(RECORDS begins)

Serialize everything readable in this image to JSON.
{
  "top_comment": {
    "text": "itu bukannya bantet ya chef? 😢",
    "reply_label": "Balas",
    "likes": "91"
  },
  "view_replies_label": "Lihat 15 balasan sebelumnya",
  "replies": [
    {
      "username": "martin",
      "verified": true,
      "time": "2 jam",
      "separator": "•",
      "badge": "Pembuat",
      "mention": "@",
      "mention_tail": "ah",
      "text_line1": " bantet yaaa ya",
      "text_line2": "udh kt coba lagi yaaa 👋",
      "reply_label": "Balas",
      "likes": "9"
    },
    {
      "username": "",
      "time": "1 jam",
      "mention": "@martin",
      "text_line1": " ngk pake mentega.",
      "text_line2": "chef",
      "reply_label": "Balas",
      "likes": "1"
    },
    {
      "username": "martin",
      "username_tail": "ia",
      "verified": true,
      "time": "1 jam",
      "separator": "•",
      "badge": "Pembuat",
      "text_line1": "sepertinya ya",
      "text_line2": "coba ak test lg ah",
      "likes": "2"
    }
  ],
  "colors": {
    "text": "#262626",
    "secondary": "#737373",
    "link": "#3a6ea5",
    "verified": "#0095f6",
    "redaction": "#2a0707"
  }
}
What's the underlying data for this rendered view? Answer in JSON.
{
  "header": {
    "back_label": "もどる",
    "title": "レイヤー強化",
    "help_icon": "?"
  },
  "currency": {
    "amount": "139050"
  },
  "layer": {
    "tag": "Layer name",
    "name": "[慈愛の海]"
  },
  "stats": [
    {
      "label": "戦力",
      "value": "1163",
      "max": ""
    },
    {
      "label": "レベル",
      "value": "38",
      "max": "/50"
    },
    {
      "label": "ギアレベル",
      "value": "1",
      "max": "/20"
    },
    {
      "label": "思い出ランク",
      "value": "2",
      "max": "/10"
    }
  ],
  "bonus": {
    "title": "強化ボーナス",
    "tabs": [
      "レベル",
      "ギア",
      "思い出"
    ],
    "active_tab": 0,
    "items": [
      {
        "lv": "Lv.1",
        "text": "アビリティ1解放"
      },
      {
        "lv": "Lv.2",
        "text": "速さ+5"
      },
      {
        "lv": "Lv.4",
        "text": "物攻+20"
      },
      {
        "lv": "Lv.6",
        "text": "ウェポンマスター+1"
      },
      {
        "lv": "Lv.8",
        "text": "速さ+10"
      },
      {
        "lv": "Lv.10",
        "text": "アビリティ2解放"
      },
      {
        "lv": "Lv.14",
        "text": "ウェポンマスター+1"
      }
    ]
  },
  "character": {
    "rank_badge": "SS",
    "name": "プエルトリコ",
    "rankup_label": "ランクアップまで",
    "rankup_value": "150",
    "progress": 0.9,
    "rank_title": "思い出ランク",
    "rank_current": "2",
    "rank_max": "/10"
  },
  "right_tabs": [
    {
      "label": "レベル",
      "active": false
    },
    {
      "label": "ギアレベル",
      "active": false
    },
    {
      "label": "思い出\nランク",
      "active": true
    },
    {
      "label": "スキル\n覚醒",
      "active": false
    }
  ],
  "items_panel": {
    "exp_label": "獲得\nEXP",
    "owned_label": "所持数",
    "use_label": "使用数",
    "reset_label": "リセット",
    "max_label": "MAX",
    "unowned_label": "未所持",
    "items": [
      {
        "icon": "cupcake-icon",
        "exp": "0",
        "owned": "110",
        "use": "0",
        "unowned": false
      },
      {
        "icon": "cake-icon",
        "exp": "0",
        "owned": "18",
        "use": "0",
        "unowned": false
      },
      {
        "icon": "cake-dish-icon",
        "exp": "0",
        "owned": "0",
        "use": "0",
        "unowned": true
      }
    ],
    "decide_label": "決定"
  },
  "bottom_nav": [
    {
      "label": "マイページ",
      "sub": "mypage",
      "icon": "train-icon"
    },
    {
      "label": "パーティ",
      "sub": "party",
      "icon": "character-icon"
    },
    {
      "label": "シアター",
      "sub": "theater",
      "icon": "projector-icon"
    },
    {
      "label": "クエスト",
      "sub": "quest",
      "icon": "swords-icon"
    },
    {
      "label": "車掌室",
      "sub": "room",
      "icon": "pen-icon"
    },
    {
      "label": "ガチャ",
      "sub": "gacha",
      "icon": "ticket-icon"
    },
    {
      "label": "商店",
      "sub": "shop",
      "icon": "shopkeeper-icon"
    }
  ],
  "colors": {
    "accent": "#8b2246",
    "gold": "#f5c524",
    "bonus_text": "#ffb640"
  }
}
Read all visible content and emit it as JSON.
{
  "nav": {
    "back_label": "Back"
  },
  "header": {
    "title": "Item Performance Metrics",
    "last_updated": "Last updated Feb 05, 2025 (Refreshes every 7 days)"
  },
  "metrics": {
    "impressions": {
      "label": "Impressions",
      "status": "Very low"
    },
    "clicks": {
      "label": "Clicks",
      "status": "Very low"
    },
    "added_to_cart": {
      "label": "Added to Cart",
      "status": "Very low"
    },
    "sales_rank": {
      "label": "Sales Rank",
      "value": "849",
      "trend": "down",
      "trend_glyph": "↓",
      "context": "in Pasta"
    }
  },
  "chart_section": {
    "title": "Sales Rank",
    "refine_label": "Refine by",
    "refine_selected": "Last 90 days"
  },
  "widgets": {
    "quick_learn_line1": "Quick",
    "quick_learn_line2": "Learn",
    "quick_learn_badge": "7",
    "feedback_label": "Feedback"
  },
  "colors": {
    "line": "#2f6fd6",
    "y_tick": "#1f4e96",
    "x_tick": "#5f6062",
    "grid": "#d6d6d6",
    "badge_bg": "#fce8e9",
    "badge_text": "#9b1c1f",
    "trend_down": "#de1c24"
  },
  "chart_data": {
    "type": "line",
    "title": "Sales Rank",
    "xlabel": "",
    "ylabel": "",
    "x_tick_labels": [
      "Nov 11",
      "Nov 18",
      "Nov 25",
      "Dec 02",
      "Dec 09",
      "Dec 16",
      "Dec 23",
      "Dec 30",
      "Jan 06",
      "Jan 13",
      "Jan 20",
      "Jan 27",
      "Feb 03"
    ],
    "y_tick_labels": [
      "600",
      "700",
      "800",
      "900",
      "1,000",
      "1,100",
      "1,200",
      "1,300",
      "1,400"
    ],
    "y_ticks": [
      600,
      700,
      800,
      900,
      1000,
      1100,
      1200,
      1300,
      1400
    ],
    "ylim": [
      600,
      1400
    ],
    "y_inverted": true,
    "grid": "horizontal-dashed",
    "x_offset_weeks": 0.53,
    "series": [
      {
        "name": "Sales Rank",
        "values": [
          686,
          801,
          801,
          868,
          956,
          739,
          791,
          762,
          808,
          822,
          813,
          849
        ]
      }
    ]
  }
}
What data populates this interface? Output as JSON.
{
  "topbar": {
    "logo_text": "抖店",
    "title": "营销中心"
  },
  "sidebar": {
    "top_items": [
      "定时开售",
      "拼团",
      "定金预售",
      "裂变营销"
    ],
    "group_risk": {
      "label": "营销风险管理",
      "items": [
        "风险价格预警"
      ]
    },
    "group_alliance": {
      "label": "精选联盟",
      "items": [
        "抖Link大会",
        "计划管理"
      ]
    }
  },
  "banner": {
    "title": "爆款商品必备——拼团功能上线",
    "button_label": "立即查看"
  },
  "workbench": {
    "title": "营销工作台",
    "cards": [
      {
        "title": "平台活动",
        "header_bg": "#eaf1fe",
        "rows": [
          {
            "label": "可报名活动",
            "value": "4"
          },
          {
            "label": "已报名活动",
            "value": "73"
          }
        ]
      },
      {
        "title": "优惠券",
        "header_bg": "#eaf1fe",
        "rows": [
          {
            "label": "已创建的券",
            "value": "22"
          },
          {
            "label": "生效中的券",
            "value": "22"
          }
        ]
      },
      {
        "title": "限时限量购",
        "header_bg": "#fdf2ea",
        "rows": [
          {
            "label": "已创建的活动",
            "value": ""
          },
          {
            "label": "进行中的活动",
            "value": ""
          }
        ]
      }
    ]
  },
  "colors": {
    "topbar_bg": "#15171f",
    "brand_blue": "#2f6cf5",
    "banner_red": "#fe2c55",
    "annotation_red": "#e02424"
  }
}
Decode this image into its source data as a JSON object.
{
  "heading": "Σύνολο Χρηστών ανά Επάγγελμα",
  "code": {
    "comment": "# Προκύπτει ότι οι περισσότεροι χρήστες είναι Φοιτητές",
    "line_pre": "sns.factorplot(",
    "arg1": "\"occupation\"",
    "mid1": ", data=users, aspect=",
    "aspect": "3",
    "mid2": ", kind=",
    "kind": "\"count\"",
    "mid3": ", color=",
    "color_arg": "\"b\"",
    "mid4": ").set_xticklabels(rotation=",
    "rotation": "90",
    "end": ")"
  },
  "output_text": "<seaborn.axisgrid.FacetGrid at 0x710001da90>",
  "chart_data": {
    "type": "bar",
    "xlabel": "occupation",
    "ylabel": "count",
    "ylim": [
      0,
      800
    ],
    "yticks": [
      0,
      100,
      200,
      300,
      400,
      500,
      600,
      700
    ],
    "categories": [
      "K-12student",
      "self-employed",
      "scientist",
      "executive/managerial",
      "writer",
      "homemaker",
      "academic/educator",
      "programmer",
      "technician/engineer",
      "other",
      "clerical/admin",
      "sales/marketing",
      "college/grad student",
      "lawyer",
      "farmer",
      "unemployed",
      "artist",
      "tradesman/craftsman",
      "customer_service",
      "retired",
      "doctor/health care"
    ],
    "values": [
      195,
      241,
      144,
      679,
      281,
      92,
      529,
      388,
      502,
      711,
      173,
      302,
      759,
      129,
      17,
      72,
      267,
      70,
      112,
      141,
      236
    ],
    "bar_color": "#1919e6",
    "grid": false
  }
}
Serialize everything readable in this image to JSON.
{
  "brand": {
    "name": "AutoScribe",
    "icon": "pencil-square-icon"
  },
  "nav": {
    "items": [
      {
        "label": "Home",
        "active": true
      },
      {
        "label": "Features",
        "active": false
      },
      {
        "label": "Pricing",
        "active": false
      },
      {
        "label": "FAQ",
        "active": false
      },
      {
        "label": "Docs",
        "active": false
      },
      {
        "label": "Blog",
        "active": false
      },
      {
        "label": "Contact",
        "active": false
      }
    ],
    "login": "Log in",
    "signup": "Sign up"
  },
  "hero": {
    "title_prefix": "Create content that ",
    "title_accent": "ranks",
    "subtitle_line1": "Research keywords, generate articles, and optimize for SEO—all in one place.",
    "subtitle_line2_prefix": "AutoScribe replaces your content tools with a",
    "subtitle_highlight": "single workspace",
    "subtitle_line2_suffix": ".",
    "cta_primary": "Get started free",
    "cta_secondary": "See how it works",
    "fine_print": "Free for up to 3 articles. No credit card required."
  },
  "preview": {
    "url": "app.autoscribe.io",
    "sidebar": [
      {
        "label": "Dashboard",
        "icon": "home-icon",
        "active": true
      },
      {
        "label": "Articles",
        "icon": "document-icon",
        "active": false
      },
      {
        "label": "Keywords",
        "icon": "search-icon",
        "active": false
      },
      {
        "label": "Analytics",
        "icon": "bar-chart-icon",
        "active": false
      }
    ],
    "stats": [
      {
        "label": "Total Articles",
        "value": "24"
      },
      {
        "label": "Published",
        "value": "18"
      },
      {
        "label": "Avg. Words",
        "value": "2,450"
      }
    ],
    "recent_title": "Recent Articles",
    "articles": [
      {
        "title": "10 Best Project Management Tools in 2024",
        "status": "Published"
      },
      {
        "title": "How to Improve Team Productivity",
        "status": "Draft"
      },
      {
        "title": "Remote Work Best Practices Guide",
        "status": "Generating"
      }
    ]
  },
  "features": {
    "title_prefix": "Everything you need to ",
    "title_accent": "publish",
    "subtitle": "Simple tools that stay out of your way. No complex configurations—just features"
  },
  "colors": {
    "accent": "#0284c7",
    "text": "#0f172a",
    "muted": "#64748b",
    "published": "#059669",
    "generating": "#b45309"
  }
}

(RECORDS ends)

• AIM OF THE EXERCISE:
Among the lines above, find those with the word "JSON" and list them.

• RESULT:
Serialize everything readable in this image to JSON.
What's the underlying data for this rendered view? Answer in JSON.
Read all visible content and emit it as JSON.
What data populates this interface? Output as JSON.
Decode this image into its source data as a JSON object.
Serialize everything readable in this image to JSON.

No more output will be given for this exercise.